When SEL initiatives are at their best, teachers and staff engage as deeply as students do, says Courtney Franklin (Chi-NWI ’01). Franklin works on Teach For America’s data team, where she serves as an internal SEL thought-partner and works with regions to advance corps members’ understanding of SEL in their classrooms. She is also a member of CASEL’s national SEL practitioner advisory group. When teachers, staff, and school leaders feel supported in honing their own SEL skills, she says, those adults can model them authentically for students.
This can become important when teachers are asked to respond in constructive and sustainable ways to feedback generated by SEL assessments that can seem personal. For example, learning that students don’t feel respected in your classroom feels different from learning that your students didn’t quite meet state math standards. “Your social-emotional competencies play out as an adult,” Franklin says. “Can I take this feedback and can I react to it in a healthy way? And can I use it in a healthy way for my students?”
At Kahakai Elementary, where Bill Chen helps to lead the integration of HĀ into the classroom and the school’s behavior management system, students created a project to develop their sense of excellence and their sense of Hawai‘i—another element of HĀ. They were asked to share something they’ve done that has made them proud. But that’s not where the question stopped. They were asked, too, to present something they’ve done that has made their family proud, and something they’ve done that has made their community proud.
Chen, who spent the summer at a principal training program in New York City before returning to Kahakai Elementary for the 2019-20 school year, carried the lesson with him. Reached over the summer, he said, “I am in grad school thousands of miles away. But when I think about excellence it’s not just an A on an assignment. It’s, ‘Am I representing my community? Am I improving my community?’

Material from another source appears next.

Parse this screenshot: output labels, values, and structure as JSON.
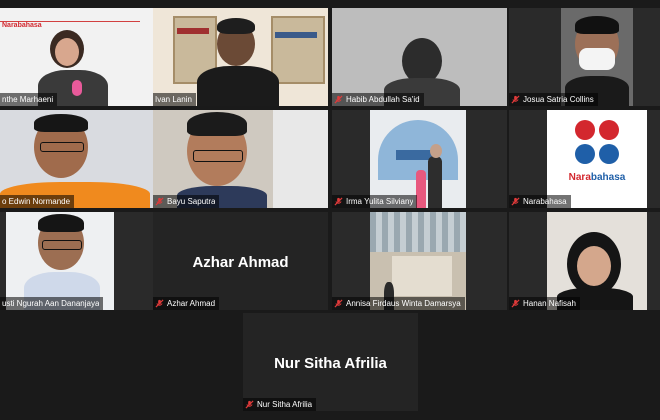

“That’s the beauty of HĀ,” Chen says. “It doesn’t exist just in the classroom.”